> Exercise goal: Would you please output all the records exactly as given? Pictures should not appear in the copy.

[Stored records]
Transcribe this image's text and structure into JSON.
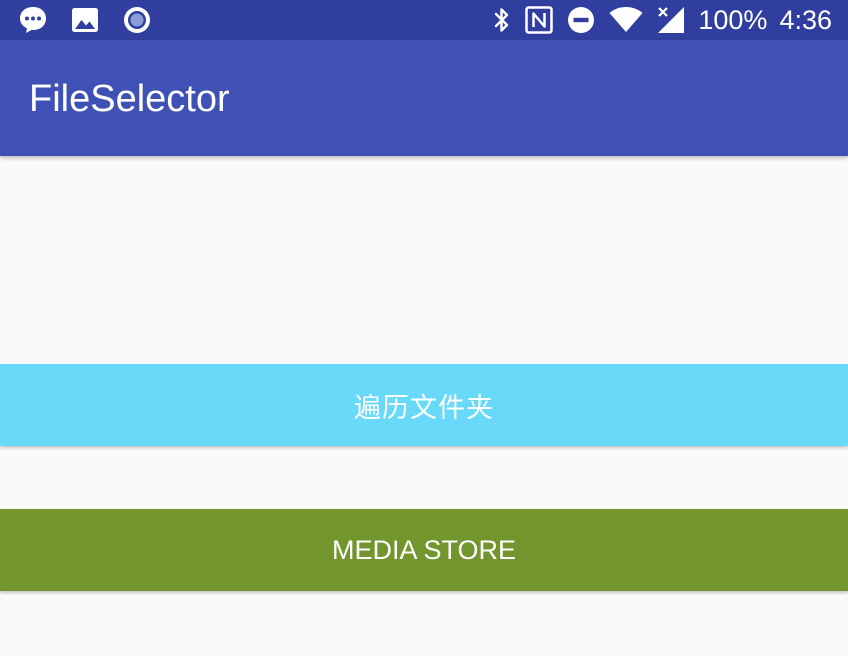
{
  "status_bar": {
    "left_icons": [
      "message-icon",
      "image-icon",
      "radio-circle-icon"
    ],
    "right_icons": [
      "bluetooth-icon",
      "nfc-icon",
      "do-not-disturb-icon",
      "wifi-icon",
      "signal-icon"
    ],
    "battery": "100%",
    "time": "4:36",
    "background_color": "#303f9f"
  },
  "app_bar": {
    "title": "FileSelector",
    "background_color": "#3f51b5"
  },
  "main": {
    "traverse_button_label": "遍历文件夹",
    "traverse_button_color": "#68d9f8",
    "media_store_button_label": "MEDIA STORE",
    "media_store_button_color": "#72952e"
  }
}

> Response area:
Transcribe this image's text and structure into JSON.
{
  "status_bar": {
    "left_icons": [
      "message-icon",
      "image-icon",
      "radio-circle-icon"
    ],
    "right_icons": [
      "bluetooth-icon",
      "nfc-icon",
      "do-not-disturb-icon",
      "wifi-icon",
      "signal-icon"
    ],
    "battery": "100%",
    "time": "4:36",
    "background_color": "#303f9f"
  },
  "app_bar": {
    "title": "FileSelector",
    "background_color": "#3f51b5"
  },
  "main": {
    "traverse_button_label": "遍历文件夹",
    "traverse_button_color": "#68d9f8",
    "media_store_button_label": "MEDIA STORE",
    "media_store_button_color": "#72952e"
  }
}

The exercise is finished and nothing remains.